Shina handed me the notebook on her last day.
“Do you want this, Ms. Freeman?”
I nodded yes. It was a composition notebook, filled with her bubbly writing in multicolored pens. Shina was my first favorite student, and she was gone months before the year ended.
The notebook never made it out of my car, and even now, when I go to clean it, I make no move to take it out. It sits, covered in dust above the back windshield, and I remember Shina.
She was in my second block class with a thick long weave braided into her hair. She was nine at the beginning of the year, but she seemed to be the oldest child in the fifth grade.

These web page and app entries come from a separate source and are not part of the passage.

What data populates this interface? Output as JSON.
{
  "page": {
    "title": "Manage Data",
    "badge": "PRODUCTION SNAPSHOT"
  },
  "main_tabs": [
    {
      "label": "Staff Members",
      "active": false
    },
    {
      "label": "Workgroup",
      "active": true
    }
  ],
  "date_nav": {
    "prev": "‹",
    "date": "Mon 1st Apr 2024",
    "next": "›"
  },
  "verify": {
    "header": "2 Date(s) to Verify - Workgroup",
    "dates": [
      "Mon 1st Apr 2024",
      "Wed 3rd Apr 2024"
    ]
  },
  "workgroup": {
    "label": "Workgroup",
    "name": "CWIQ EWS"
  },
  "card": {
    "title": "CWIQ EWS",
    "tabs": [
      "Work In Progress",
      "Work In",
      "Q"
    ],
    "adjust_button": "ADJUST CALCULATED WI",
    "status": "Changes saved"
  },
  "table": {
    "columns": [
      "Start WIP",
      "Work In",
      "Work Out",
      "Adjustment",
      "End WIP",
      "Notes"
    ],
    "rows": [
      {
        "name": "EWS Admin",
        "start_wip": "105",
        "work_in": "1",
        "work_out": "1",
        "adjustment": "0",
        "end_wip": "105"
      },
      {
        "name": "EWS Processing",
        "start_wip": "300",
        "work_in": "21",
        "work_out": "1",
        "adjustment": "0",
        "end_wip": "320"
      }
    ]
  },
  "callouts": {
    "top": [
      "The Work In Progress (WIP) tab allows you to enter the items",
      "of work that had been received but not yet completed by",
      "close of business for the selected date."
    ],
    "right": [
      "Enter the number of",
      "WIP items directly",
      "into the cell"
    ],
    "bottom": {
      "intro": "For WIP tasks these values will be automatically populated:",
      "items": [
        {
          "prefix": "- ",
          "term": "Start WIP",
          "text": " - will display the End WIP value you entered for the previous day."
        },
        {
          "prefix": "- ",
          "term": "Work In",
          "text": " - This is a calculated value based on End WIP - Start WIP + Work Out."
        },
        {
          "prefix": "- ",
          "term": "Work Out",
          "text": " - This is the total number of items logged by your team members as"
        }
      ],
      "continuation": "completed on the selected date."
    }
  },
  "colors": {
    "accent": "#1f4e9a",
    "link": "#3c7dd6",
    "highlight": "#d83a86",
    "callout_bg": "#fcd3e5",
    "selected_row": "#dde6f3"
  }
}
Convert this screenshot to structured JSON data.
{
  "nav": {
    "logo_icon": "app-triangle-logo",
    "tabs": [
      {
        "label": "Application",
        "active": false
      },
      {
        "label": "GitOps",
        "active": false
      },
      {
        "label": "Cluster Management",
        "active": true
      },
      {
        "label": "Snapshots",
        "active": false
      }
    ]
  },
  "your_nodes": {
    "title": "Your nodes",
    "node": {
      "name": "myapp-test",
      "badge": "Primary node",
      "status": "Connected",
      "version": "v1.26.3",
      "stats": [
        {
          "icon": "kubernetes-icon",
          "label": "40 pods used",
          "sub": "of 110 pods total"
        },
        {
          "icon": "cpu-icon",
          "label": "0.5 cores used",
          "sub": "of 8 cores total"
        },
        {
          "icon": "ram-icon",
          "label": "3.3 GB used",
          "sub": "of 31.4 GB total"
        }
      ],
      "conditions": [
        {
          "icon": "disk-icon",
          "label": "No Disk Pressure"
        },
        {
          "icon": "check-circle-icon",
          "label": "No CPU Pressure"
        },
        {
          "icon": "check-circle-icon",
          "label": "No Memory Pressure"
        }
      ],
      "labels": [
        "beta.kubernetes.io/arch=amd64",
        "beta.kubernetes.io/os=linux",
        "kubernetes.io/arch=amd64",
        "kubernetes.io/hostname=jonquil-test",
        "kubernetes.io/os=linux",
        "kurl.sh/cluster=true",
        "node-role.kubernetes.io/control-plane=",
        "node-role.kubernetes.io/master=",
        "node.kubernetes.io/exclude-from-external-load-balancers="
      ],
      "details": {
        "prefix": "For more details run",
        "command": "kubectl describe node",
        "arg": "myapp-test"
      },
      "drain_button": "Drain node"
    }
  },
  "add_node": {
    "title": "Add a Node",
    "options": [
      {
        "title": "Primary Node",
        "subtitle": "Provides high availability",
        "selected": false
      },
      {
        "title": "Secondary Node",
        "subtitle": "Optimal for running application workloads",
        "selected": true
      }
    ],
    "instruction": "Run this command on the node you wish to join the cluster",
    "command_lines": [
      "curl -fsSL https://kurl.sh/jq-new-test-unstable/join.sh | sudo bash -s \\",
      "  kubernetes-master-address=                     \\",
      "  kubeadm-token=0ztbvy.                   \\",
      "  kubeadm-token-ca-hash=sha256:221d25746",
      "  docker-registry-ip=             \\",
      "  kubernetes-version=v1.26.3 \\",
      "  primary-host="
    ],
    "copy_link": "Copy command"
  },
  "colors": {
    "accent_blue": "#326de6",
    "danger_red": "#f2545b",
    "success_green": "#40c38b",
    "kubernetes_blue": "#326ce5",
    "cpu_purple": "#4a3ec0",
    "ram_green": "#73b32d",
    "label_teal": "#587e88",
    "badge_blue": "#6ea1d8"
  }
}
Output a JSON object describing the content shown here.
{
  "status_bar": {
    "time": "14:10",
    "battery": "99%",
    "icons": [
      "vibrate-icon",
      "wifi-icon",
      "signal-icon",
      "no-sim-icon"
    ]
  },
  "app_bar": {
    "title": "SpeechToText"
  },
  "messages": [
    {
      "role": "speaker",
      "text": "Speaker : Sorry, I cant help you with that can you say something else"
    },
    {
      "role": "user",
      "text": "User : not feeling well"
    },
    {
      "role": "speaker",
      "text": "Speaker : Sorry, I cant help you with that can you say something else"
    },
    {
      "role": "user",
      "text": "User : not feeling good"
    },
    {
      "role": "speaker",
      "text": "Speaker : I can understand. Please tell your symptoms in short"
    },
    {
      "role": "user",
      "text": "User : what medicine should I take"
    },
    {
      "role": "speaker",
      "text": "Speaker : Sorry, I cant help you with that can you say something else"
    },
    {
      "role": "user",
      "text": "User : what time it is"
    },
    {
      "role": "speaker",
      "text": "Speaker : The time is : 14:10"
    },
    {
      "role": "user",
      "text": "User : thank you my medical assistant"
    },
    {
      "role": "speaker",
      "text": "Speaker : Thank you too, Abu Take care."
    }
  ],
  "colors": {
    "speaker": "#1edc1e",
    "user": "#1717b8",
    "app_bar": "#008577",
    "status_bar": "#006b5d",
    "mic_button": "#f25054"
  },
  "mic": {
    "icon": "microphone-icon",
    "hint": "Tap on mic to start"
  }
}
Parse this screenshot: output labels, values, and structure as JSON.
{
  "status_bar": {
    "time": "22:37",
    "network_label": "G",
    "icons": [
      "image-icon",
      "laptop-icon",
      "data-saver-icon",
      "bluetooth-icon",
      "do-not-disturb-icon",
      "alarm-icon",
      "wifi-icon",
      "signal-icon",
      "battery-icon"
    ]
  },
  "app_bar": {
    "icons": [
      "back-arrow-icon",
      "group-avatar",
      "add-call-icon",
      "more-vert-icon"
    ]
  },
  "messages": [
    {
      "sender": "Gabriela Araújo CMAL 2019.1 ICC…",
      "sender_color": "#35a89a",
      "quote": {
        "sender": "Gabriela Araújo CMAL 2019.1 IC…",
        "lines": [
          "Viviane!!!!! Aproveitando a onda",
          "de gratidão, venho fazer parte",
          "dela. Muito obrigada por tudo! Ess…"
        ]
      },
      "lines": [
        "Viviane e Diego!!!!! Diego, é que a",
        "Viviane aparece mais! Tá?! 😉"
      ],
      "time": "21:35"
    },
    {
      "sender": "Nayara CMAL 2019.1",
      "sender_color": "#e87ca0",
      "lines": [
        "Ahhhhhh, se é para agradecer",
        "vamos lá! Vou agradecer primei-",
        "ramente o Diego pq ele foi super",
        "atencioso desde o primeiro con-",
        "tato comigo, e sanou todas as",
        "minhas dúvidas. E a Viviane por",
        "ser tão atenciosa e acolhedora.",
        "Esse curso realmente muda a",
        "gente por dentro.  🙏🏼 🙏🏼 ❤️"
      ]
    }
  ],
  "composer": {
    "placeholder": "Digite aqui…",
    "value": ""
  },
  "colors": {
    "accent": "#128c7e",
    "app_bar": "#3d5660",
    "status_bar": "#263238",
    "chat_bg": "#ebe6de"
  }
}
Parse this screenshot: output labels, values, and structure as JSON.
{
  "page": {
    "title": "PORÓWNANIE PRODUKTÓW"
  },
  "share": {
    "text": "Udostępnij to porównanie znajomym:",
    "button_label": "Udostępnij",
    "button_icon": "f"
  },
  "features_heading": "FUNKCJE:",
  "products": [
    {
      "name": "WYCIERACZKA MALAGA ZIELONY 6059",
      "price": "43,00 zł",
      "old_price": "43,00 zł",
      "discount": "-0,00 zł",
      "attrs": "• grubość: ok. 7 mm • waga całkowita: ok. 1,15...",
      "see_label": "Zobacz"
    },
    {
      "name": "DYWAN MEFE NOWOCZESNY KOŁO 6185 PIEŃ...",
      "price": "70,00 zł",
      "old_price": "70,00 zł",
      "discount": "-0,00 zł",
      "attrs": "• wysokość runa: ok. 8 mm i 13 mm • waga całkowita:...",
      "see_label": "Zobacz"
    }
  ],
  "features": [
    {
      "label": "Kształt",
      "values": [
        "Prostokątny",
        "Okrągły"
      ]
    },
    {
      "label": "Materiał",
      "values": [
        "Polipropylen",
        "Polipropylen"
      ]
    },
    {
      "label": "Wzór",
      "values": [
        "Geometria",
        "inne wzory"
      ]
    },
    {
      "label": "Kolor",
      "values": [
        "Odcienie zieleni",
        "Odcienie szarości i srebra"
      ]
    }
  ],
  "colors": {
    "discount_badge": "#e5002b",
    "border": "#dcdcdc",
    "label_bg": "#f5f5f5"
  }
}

We got to know each other because I did not have duty-free lunch. So every day at 12:20, I would sit down at the head of the third long table. Shina would place her tray right beside me and glare at anyone who tried to take her spot.
It was Shina who made the disgusting meal of the day, mixing all of her unwanted food together into her own creative dish. I would watch as she squeezed ketchup onto the bread she never ate, piling it high with the mustard greens that resembled sludge.
It was Shina who told me that I needed to get on Christian Mingle and find a man.
It was Shina who worked the hardest. Got angry the quickest. Made the rudest comments. Overtook my classroom when I lost control.